Those are just the simple examples. The more interesting example would be that of the invisible gorilla. Even knowing that there is going to be something unexpected in the video, many people will miss glaringly obvious things while engrossed in their task of following a ball through the video. Even the highly trained eyes of a radiologist will miss a blatant gorilla inserted into medical images simply because they are focused on a specific task of looking for signs of disease. It is remarkably easy for mental filters to completely tune out information coming in from our senses.

So, how does this relate to training I-Liq Chuan? The relationship between our senses and mind has several implications:

  • Mental filters may be clouding our ability to perceive the true conditions. Preconceived notions can distort what we “see” and can even cut off information from our senses altogether. We should be training to to remove these mental blocks and achieve clarity.
  • Not being able to perceive the essence of a skill is not an indication of an inherent deficiency. Barring a rare medical disorder, it is more likely that the mind’s mental blocks have not yet been removed or that the mind’s concentration powers are not yet sufficient to tune in and process the information received through the senses.
  • Perception and attention to the senses is a trainable skill. Mindfulness meditation practice and attentive training can reconnect the mind to the senses and bring the mental clarity necessary to see things as they are. Indeed, the mental aspects of training will be necessary to reach higher levels of skill, as mental blocks or an inability to perceive the conditions of the moment will preclude understanding of higher skills.
  • Certain things can only be taught through direct experience. For certain things, no amount of intellectual pondering will bring true understanding. The mind contains a model of the world to bring order to the information coming in through ours senses. Some explanations will fall outside of the realm of the mental model of reality. It would be like explaining to a fish what it feels like to walk on land. No matter how good the explanation, the fish will never truly grasp it since it is too far outside of its understanding of the world.This has direct implications for teaching and learning. It may seem mean and a bit like old-school harsh training, but I sometimes do not immediately explain things to my more advanced students. Instead, I continue the drill and proceed to block the student from executing the drill or just collapse his defense altogether and enter his space. The reasoning behind this is that an intellectual explanation of what they are doing wrong is sometimes not sufficient and potentially counter-productive to what I’m trying to get them to train. If the student’s mental model of reality is erroneous to start with, an immediate explanation will just confuse matters more. I gradually ramp up the required greater precision in the drill until it is being outright blocked from successful execution. Despite the frustration this causes, I delay offering an explanation. This forces the student to recognize that something is wrong and pay attention for clues as to what is wrong. Using experiential training in this way forces listening to one’s senses, helps train perception, and challenges incorrect mental models.

The mental aspects of training are just as important to making progress as the physical.
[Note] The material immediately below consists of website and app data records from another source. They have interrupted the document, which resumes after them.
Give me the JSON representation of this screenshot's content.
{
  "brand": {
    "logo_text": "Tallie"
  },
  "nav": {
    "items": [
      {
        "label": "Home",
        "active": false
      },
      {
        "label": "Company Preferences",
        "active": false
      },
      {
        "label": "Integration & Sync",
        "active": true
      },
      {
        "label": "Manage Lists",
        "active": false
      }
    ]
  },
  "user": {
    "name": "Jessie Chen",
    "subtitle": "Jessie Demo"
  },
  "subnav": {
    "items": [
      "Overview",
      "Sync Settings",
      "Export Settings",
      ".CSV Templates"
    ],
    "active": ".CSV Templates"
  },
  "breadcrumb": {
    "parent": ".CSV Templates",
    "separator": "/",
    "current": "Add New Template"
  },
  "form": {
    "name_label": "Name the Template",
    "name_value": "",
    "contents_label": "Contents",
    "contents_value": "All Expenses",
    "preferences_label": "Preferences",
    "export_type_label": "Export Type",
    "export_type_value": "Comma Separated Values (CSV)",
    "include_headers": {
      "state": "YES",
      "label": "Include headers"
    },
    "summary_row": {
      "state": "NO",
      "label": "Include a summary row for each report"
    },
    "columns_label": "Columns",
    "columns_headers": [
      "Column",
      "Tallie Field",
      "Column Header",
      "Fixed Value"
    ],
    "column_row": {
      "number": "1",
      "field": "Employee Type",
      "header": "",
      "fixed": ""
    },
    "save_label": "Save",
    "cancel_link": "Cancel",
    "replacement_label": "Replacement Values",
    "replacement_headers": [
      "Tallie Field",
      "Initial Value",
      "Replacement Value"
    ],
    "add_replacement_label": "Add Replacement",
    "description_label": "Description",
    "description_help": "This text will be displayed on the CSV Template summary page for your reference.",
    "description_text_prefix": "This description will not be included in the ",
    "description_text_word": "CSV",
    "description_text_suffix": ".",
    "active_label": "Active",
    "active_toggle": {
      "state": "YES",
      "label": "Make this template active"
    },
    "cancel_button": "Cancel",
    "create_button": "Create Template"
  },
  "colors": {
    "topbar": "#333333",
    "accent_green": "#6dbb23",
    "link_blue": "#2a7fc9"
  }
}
This is not always clear in the beginning, but becomes increasingly obvious the more progress one makes. Understanding arises as our training removes mental blocks and allows us to more clearly perceive reality.

“Approach learning as if there’s nothing to learn, but to recognize the way as it is by shedding away your layers of habits and allowing the truth to be revealed.” ~Sam F.S. Chin